■ **Problem to solve**:
Return the entries exactly. Images are not part of the copy.

[Excerpts from an interface dataset]
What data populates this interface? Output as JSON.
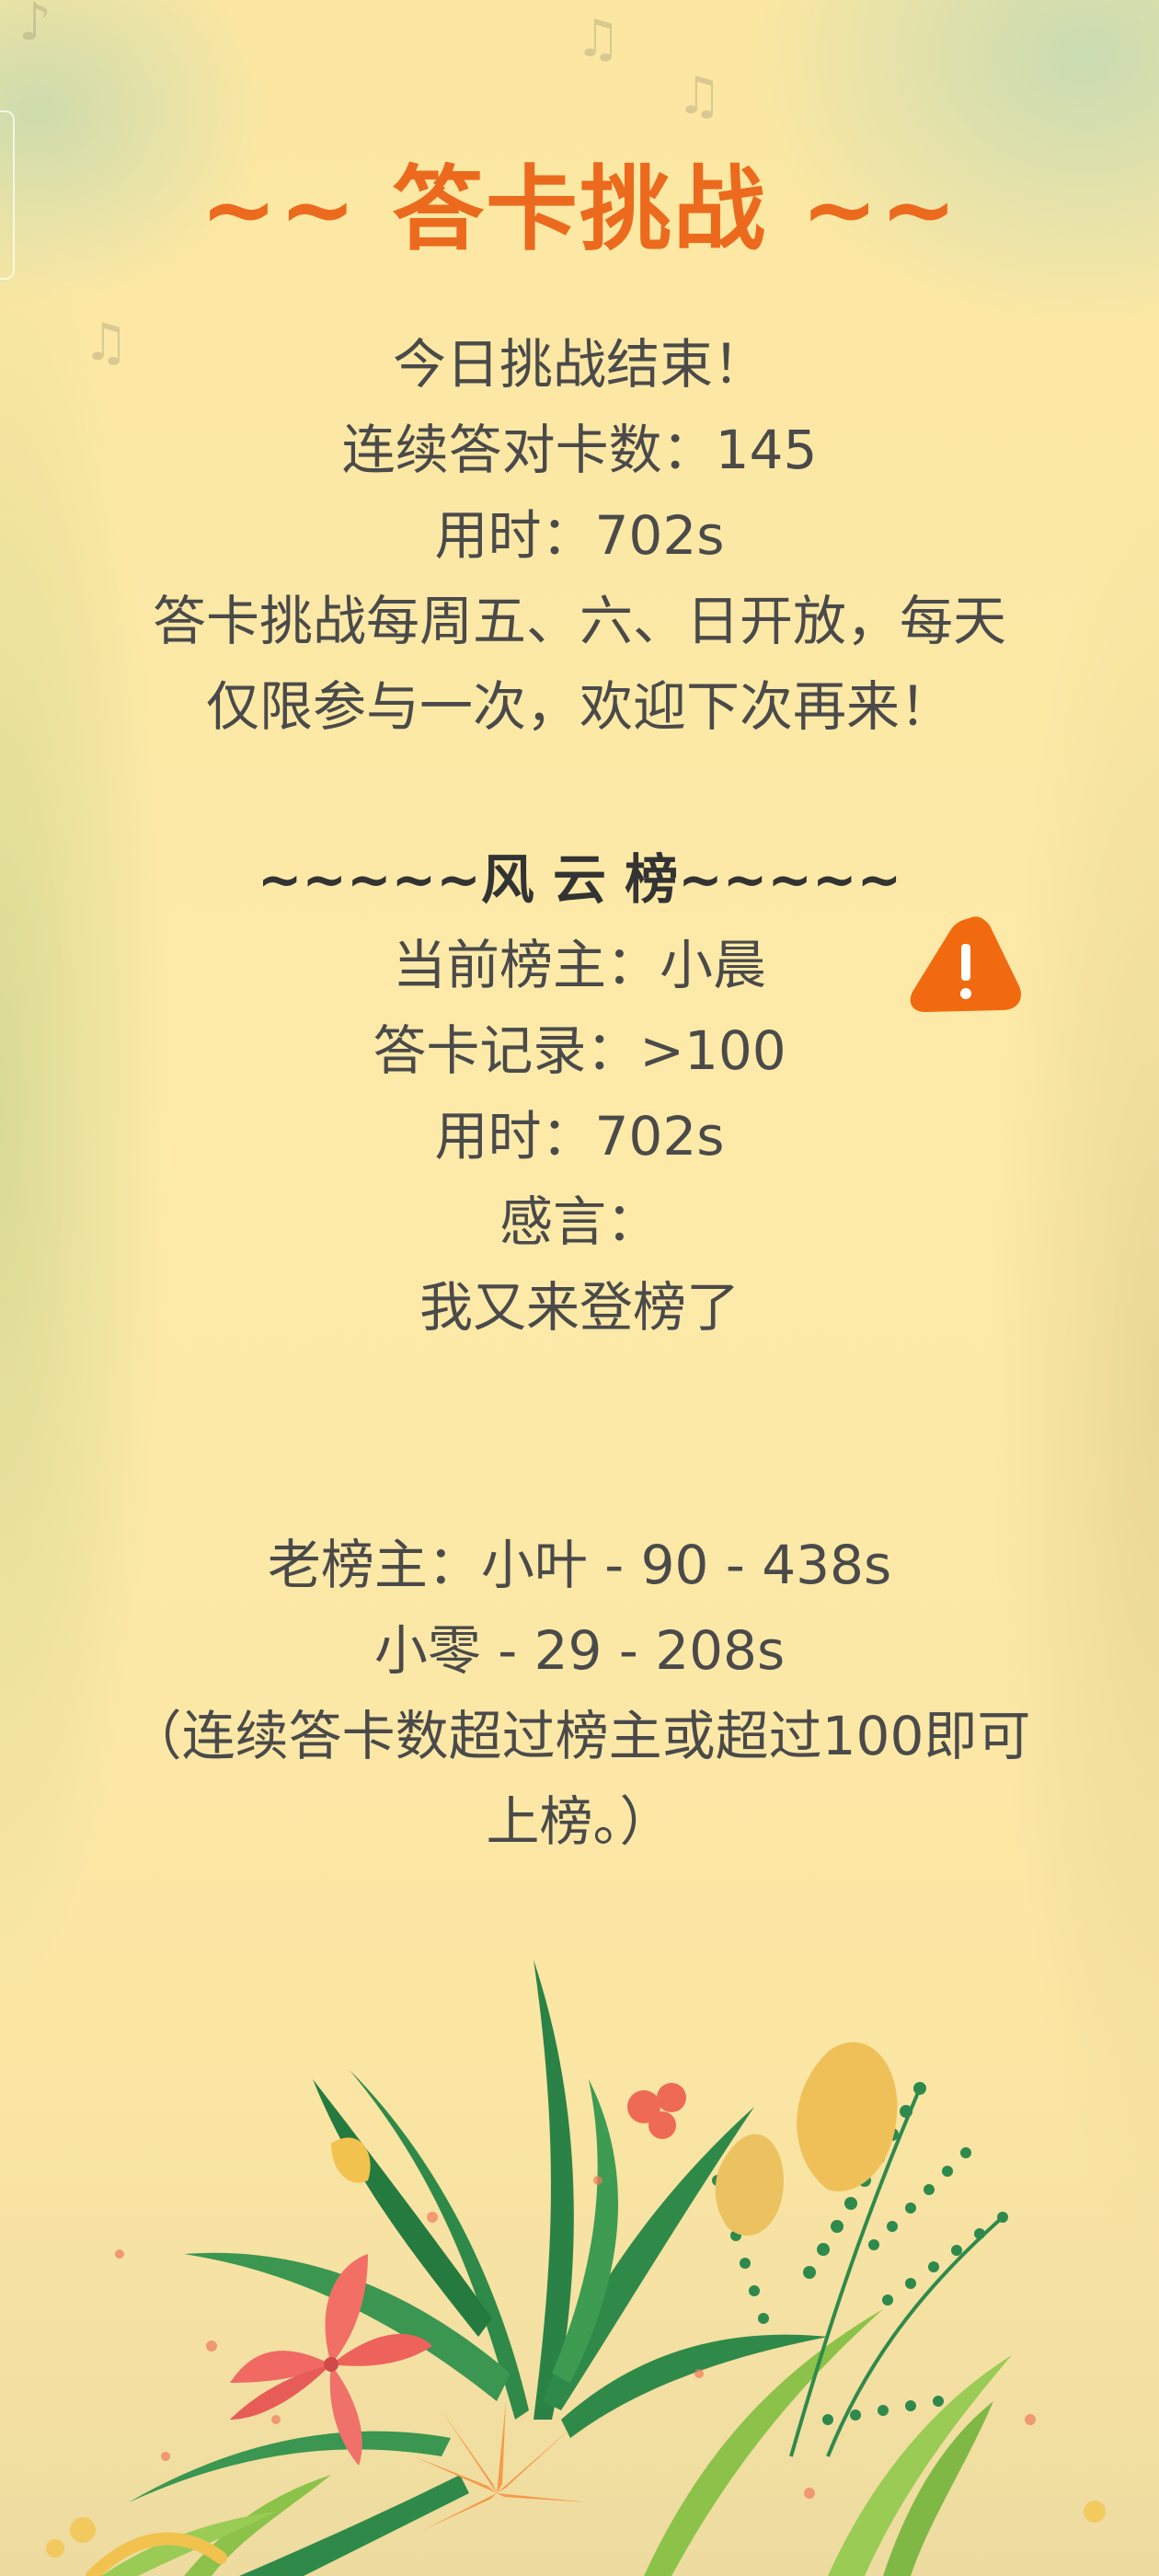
{
  "title": "~~ 答卡挑战 ~~",
  "result": {
    "ended": "今日挑战结束！",
    "streak": "连续答对卡数：145",
    "time": "用时：702s",
    "rule_line1": "答卡挑战每周五、六、日开放，每天",
    "rule_line2": "仅限参与一次，欢迎下次再来！"
  },
  "board": {
    "heading": "~~~~~风 云 榜~~~~~",
    "leader": "当前榜主：小晨",
    "record": "答卡记录：>100",
    "time": "用时：702s",
    "remark_label": "感言：",
    "remark": "我又来登榜了"
  },
  "history": {
    "old_leader": "老榜主：小叶 - 90 - 438s",
    "entry2": "小零 - 29 - 208s",
    "note_line1": "（连续答卡数超过榜主或超过100即可",
    "note_line2": "上榜。）"
  },
  "icons": {
    "warning": "warning-icon",
    "music": "music-note-icon"
  },
  "colors": {
    "title": "#ec6a1e",
    "text": "#4a4a4a",
    "warning": "#f26a10",
    "background": "#fbe9a6"
  }
}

■ **Expected answer**:
What data populates this interface? Output as JSON.
{
  "title": "~~ 答卡挑战 ~~",
  "result": {
    "ended": "今日挑战结束！",
    "streak": "连续答对卡数：145",
    "time": "用时：702s",
    "rule_line1": "答卡挑战每周五、六、日开放，每天",
    "rule_line2": "仅限参与一次，欢迎下次再来！"
  },
  "board": {
    "heading": "~~~~~风 云 榜~~~~~",
    "leader": "当前榜主：小晨",
    "record": "答卡记录：>100",
    "time": "用时：702s",
    "remark_label": "感言：",
    "remark": "我又来登榜了"
  },
  "history": {
    "old_leader": "老榜主：小叶 - 90 - 438s",
    "entry2": "小零 - 29 - 208s",
    "note_line1": "（连续答卡数超过榜主或超过100即可",
    "note_line2": "上榜。）"
  },
  "icons": {
    "warning": "warning-icon",
    "music": "music-note-icon"
  },
  "colors": {
    "title": "#ec6a1e",
    "text": "#4a4a4a",
    "warning": "#f26a10",
    "background": "#fbe9a6"
  }
}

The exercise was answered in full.